- [REQUIRED ACTION] Nothing in the records may change. Print them all again.

- [SOURCE DATA]
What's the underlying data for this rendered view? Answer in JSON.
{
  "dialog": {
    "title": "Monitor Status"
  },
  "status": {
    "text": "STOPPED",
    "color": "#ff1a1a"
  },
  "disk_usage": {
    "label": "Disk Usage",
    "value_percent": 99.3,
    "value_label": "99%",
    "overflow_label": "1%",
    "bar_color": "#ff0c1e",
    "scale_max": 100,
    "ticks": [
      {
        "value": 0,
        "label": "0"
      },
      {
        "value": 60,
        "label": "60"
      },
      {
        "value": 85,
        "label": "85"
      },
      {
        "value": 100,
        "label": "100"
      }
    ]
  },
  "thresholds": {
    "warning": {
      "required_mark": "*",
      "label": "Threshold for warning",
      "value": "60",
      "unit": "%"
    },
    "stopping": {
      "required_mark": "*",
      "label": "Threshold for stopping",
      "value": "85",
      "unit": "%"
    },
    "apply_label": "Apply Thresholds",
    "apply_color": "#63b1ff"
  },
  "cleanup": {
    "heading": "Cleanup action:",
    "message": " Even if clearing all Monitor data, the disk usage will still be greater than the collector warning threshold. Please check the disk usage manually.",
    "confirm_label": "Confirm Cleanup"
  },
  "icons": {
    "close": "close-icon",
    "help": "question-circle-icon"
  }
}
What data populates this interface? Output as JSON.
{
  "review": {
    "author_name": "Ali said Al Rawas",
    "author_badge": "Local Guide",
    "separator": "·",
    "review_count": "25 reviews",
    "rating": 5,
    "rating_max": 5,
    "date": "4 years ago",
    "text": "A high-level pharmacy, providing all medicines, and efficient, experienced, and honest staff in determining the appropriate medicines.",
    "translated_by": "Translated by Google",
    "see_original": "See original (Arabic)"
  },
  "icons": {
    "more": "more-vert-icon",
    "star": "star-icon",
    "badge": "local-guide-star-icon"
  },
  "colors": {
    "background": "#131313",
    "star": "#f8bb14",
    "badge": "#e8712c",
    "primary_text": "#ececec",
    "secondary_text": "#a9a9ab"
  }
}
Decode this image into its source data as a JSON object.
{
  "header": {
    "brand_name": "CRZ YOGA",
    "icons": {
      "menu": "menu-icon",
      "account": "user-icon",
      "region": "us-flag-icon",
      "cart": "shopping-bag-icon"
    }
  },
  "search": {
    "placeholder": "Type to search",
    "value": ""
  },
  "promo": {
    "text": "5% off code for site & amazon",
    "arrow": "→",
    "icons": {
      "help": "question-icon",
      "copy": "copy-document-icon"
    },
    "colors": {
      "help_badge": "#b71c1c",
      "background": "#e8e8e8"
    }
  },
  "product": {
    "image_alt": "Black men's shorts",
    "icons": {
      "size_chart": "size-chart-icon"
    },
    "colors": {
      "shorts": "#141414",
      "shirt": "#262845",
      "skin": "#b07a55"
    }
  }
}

- [RESPONSE TO THIS EXERCISE]
What's the underlying data for this rendered view? Answer in JSON.
{
  "dialog": {
    "title": "Monitor Status"
  },
  "status": {
    "text": "STOPPED",
    "color": "#ff1a1a"
  },
  "disk_usage": {
    "label": "Disk Usage",
    "value_percent": 99.3,
    "value_label": "99%",
    "overflow_label": "1%",
    "bar_color": "#ff0c1e",
    "scale_max": 100,
    "ticks": [
      {
        "value": 0,
        "label": "0"
      },
      {
        "value": 60,
        "label": "60"
      },
      {
        "value": 85,
        "label": "85"
      },
      {
        "value": 100,
        "label": "100"
      }
    ]
  },
  "thresholds": {
    "warning": {
      "required_mark": "*",
      "label": "Threshold for warning",
      "value": "60",
      "unit": "%"
    },
    "stopping": {
      "required_mark": "*",
      "label": "Threshold for stopping",
      "value": "85",
      "unit": "%"
    },
    "apply_label": "Apply Thresholds",
    "apply_color": "#63b1ff"
  },
  "cleanup": {
    "heading": "Cleanup action:",
    "message": " Even if clearing all Monitor data, the disk usage will still be greater than the collector warning threshold. Please check the disk usage manually.",
    "confirm_label": "Confirm Cleanup"
  },
  "icons": {
    "close": "close-icon",
    "help": "question-circle-icon"
  }
}
What data populates this interface? Output as JSON.
{
  "review": {
    "author_name": "Ali said Al Rawas",
    "author_badge": "Local Guide",
    "separator": "·",
    "review_count": "25 reviews",
    "rating": 5,
    "rating_max": 5,
    "date": "4 years ago",
    "text": "A high-level pharmacy, providing all medicines, and efficient, experienced, and honest staff in determining the appropriate medicines.",
    "translated_by": "Translated by Google",
    "see_original": "See original (Arabic)"
  },
  "icons": {
    "more": "more-vert-icon",
    "star": "star-icon",
    "badge": "local-guide-star-icon"
  },
  "colors": {
    "background": "#131313",
    "star": "#f8bb14",
    "badge": "#e8712c",
    "primary_text": "#ececec",
    "secondary_text": "#a9a9ab"
  }
}
Decode this image into its source data as a JSON object.
{
  "header": {
    "brand_name": "CRZ YOGA",
    "icons": {
      "menu": "menu-icon",
      "account": "user-icon",
      "region": "us-flag-icon",
      "cart": "shopping-bag-icon"
    }
  },
  "search": {
    "placeholder": "Type to search",
    "value": ""
  },
  "promo": {
    "text": "5% off code for site & amazon",
    "arrow": "→",
    "icons": {
      "help": "question-icon",
      "copy": "copy-document-icon"
    },
    "colors": {
      "help_badge": "#b71c1c",
      "background": "#e8e8e8"
    }
  },
  "product": {
    "image_alt": "Black men's shorts",
    "icons": {
      "size_chart": "size-chart-icon"
    },
    "colors": {
      "shorts": "#141414",
      "shirt": "#262845",
      "skin": "#b07a55"
    }
  }
}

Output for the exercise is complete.